• Provided data:
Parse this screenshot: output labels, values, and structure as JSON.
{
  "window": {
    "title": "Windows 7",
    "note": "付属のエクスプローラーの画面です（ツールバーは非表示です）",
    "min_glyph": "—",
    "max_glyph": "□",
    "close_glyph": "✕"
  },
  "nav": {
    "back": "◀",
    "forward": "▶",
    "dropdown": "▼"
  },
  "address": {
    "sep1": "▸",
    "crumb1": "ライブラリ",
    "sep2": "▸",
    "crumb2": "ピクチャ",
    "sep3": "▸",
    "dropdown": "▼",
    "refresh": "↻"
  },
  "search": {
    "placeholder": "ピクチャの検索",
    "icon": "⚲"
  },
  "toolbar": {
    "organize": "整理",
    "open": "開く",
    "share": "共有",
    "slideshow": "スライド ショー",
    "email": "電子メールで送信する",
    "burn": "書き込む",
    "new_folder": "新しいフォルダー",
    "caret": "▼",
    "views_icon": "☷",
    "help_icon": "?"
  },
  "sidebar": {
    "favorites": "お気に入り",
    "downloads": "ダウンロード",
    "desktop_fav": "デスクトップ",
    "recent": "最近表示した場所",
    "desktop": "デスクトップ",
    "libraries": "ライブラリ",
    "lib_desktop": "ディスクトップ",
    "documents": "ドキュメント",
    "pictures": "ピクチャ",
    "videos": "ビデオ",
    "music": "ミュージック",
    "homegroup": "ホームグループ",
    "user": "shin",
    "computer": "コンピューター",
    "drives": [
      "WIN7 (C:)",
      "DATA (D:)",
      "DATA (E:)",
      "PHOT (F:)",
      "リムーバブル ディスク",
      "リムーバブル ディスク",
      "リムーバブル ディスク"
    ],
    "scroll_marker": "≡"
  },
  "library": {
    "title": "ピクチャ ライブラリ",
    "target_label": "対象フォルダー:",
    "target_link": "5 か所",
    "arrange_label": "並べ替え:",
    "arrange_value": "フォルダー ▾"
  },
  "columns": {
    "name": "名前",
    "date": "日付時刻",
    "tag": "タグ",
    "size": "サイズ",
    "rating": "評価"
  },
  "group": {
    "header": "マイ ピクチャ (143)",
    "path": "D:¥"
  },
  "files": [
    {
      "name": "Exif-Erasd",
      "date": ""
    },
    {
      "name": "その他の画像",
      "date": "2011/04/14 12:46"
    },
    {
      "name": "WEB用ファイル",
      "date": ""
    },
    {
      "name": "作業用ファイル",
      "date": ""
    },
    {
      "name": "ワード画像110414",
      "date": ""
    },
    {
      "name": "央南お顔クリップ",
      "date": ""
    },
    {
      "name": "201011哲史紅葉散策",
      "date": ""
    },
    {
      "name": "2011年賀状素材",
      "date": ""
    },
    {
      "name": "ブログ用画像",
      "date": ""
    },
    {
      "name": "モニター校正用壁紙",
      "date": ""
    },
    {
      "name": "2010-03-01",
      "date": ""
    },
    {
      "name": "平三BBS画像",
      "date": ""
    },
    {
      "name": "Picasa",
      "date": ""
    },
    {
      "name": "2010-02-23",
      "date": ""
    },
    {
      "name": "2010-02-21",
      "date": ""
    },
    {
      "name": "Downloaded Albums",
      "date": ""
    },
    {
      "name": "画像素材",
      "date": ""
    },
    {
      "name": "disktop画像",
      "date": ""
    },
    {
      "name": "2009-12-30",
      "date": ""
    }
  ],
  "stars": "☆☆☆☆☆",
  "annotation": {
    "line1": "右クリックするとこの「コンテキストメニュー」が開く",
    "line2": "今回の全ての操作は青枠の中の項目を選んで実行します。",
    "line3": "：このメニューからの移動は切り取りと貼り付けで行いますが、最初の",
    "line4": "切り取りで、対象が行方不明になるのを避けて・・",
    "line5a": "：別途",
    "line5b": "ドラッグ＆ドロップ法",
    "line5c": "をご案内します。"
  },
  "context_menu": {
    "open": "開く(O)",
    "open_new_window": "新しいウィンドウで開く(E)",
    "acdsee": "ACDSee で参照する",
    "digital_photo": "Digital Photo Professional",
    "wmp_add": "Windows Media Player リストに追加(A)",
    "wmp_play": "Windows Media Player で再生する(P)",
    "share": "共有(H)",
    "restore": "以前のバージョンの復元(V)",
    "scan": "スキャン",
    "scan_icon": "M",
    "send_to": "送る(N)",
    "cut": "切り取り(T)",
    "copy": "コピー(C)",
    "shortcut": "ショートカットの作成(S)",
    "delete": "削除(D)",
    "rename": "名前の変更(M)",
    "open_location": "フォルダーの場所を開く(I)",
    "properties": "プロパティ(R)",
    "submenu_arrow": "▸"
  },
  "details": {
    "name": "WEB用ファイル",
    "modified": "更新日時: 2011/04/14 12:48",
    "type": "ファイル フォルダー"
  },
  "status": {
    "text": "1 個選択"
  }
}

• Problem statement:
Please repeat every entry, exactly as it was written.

• Exercise answer:
Parse this screenshot: output labels, values, and structure as JSON.
{
  "window": {
    "title": "Windows 7",
    "note": "付属のエクスプローラーの画面です（ツールバーは非表示です）",
    "min_glyph": "—",
    "max_glyph": "□",
    "close_glyph": "✕"
  },
  "nav": {
    "back": "◀",
    "forward": "▶",
    "dropdown": "▼"
  },
  "address": {
    "sep1": "▸",
    "crumb1": "ライブラリ",
    "sep2": "▸",
    "crumb2": "ピクチャ",
    "sep3": "▸",
    "dropdown": "▼",
    "refresh": "↻"
  },
  "search": {
    "placeholder": "ピクチャの検索",
    "icon": "⚲"
  },
  "toolbar": {
    "organize": "整理",
    "open": "開く",
    "share": "共有",
    "slideshow": "スライド ショー",
    "email": "電子メールで送信する",
    "burn": "書き込む",
    "new_folder": "新しいフォルダー",
    "caret": "▼",
    "views_icon": "☷",
    "help_icon": "?"
  },
  "sidebar": {
    "favorites": "お気に入り",
    "downloads": "ダウンロード",
    "desktop_fav": "デスクトップ",
    "recent": "最近表示した場所",
    "desktop": "デスクトップ",
    "libraries": "ライブラリ",
    "lib_desktop": "ディスクトップ",
    "documents": "ドキュメント",
    "pictures": "ピクチャ",
    "videos": "ビデオ",
    "music": "ミュージック",
    "homegroup": "ホームグループ",
    "user": "shin",
    "computer": "コンピューター",
    "drives": [
      "WIN7 (C:)",
      "DATA (D:)",
      "DATA (E:)",
      "PHOT (F:)",
      "リムーバブル ディスク",
      "リムーバブル ディスク",
      "リムーバブル ディスク"
    ],
    "scroll_marker": "≡"
  },
  "library": {
    "title": "ピクチャ ライブラリ",
    "target_label": "対象フォルダー:",
    "target_link": "5 か所",
    "arrange_label": "並べ替え:",
    "arrange_value": "フォルダー ▾"
  },
  "columns": {
    "name": "名前",
    "date": "日付時刻",
    "tag": "タグ",
    "size": "サイズ",
    "rating": "評価"
  },
  "group": {
    "header": "マイ ピクチャ (143)",
    "path": "D:¥"
  },
  "files": [
    {
      "name": "Exif-Erasd",
      "date": ""
    },
    {
      "name": "その他の画像",
      "date": "2011/04/14 12:46"
    },
    {
      "name": "WEB用ファイル",
      "date": ""
    },
    {
      "name": "作業用ファイル",
      "date": ""
    },
    {
      "name": "ワード画像110414",
      "date": ""
    },
    {
      "name": "央南お顔クリップ",
      "date": ""
    },
    {
      "name": "201011哲史紅葉散策",
      "date": ""
    },
    {
      "name": "2011年賀状素材",
      "date": ""
    },
    {
      "name": "ブログ用画像",
      "date": ""
    },
    {
      "name": "モニター校正用壁紙",
      "date": ""
    },
    {
      "name": "2010-03-01",
      "date": ""
    },
    {
      "name": "平三BBS画像",
      "date": ""
    },
    {
      "name": "Picasa",
      "date": ""
    },
    {
      "name": "2010-02-23",
      "date": ""
    },
    {
      "name": "2010-02-21",
      "date": ""
    },
    {
      "name": "Downloaded Albums",
      "date": ""
    },
    {
      "name": "画像素材",
      "date": ""
    },
    {
      "name": "disktop画像",
      "date": ""
    },
    {
      "name": "2009-12-30",
      "date": ""
    }
  ],
  "stars": "☆☆☆☆☆",
  "annotation": {
    "line1": "右クリックするとこの「コンテキストメニュー」が開く",
    "line2": "今回の全ての操作は青枠の中の項目を選んで実行します。",
    "line3": "：このメニューからの移動は切り取りと貼り付けで行いますが、最初の",
    "line4": "切り取りで、対象が行方不明になるのを避けて・・",
    "line5a": "：別途",
    "line5b": "ドラッグ＆ドロップ法",
    "line5c": "をご案内します。"
  },
  "context_menu": {
    "open": "開く(O)",
    "open_new_window": "新しいウィンドウで開く(E)",
    "acdsee": "ACDSee で参照する",
    "digital_photo": "Digital Photo Professional",
    "wmp_add": "Windows Media Player リストに追加(A)",
    "wmp_play": "Windows Media Player で再生する(P)",
    "share": "共有(H)",
    "restore": "以前のバージョンの復元(V)",
    "scan": "スキャン",
    "scan_icon": "M",
    "send_to": "送る(N)",
    "cut": "切り取り(T)",
    "copy": "コピー(C)",
    "shortcut": "ショートカットの作成(S)",
    "delete": "削除(D)",
    "rename": "名前の変更(M)",
    "open_location": "フォルダーの場所を開く(I)",
    "properties": "プロパティ(R)",
    "submenu_arrow": "▸"
  },
  "details": {
    "name": "WEB用ファイル",
    "modified": "更新日時: 2011/04/14 12:48",
    "type": "ファイル フォルダー"
  },
  "status": {
    "text": "1 個選択"
  }
}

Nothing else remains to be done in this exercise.